▶ What you need to do:
Every line that contains "icon" must be located and copied from the data.

■ ■ ■ ■ ■ ■ ■

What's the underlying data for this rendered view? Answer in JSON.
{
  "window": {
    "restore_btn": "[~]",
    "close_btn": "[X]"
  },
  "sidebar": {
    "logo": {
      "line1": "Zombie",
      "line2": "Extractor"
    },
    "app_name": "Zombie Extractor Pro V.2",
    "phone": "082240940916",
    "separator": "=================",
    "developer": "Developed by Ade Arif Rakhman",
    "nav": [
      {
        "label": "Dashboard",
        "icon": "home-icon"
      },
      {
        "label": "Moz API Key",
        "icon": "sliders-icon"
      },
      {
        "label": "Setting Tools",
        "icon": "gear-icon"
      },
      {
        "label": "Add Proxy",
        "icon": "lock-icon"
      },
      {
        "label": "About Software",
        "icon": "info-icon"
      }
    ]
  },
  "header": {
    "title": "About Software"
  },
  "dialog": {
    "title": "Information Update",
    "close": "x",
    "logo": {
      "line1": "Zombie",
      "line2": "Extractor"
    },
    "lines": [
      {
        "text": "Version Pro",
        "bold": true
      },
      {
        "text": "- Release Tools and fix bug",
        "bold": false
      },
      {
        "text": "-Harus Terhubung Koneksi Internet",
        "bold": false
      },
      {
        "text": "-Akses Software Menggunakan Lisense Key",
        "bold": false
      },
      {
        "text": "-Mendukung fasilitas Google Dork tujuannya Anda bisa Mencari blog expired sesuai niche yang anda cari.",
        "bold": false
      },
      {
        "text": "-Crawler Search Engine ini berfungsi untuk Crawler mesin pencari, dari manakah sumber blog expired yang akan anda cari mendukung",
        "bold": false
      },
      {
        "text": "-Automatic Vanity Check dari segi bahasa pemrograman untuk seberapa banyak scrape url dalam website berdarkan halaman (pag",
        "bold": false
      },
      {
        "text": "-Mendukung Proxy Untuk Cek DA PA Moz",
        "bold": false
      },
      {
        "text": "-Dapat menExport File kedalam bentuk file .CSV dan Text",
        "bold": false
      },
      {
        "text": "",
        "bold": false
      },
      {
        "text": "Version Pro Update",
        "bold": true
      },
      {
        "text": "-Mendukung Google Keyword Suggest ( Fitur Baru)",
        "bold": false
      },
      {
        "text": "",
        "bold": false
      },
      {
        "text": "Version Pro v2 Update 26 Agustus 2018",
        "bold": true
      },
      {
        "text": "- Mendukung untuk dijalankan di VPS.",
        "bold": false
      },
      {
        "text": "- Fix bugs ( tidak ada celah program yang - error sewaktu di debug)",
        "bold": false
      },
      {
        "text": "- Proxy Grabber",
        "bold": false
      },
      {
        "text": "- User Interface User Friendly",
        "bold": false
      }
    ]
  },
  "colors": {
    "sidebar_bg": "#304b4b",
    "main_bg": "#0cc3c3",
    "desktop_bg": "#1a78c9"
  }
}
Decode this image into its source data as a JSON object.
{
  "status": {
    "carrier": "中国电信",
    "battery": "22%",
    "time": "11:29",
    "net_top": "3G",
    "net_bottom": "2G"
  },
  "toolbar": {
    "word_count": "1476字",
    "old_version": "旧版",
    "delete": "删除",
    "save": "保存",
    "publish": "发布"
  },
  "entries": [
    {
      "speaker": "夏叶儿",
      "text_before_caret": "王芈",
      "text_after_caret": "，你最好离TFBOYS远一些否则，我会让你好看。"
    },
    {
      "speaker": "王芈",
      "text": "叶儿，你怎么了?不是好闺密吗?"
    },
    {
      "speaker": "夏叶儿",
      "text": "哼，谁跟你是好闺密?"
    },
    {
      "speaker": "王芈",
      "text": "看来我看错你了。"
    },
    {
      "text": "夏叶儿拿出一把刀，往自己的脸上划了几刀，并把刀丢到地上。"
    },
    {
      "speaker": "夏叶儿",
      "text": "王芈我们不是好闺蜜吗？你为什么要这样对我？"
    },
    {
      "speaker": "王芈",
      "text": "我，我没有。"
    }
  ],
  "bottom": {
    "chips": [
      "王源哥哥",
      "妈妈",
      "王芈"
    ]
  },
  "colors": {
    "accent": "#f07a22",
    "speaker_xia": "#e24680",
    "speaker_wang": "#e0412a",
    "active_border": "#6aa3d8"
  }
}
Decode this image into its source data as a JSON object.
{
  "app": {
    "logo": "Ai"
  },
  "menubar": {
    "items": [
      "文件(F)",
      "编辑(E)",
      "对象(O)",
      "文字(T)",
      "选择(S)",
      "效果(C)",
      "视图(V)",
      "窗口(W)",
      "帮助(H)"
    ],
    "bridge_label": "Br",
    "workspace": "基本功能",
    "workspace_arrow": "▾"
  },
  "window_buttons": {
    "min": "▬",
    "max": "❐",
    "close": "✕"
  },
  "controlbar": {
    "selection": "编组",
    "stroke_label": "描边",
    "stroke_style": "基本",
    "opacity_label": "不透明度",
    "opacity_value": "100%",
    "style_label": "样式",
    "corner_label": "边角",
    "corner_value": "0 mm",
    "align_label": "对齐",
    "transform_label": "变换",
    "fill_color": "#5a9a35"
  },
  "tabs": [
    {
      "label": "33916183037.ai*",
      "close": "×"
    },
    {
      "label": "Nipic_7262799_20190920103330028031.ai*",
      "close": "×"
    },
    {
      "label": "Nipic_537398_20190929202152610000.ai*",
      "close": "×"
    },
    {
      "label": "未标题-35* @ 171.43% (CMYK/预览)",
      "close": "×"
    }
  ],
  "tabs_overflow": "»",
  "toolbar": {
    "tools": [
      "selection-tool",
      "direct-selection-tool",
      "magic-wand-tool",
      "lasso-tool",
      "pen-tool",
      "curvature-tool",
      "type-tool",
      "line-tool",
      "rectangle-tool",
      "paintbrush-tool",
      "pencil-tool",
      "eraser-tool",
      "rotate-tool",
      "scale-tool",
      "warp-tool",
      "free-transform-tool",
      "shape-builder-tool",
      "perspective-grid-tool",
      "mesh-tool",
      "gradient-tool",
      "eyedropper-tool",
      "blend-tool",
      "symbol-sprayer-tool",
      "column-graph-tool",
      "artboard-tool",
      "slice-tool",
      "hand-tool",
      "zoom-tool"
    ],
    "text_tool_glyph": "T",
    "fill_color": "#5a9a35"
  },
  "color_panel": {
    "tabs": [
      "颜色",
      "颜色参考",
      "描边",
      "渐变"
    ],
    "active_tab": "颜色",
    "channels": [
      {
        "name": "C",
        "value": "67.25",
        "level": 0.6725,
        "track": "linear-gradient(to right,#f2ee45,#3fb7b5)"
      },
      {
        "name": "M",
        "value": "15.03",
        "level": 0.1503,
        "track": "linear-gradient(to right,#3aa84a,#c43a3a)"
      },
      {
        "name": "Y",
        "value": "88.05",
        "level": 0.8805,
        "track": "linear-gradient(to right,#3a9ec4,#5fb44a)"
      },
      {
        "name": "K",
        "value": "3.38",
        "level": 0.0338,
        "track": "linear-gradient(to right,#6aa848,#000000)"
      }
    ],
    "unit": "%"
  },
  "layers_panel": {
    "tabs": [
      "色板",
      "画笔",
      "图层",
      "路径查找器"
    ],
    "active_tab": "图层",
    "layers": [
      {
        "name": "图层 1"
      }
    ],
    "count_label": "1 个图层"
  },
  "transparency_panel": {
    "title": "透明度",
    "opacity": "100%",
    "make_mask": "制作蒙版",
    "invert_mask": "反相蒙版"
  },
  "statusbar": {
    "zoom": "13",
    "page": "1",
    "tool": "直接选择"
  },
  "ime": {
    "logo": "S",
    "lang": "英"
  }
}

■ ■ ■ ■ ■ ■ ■

▶ Exercise response:
        "icon": "home-icon"
        "icon": "sliders-icon"
        "icon": "gear-icon"
        "icon": "lock-icon"
        "icon": "info-icon"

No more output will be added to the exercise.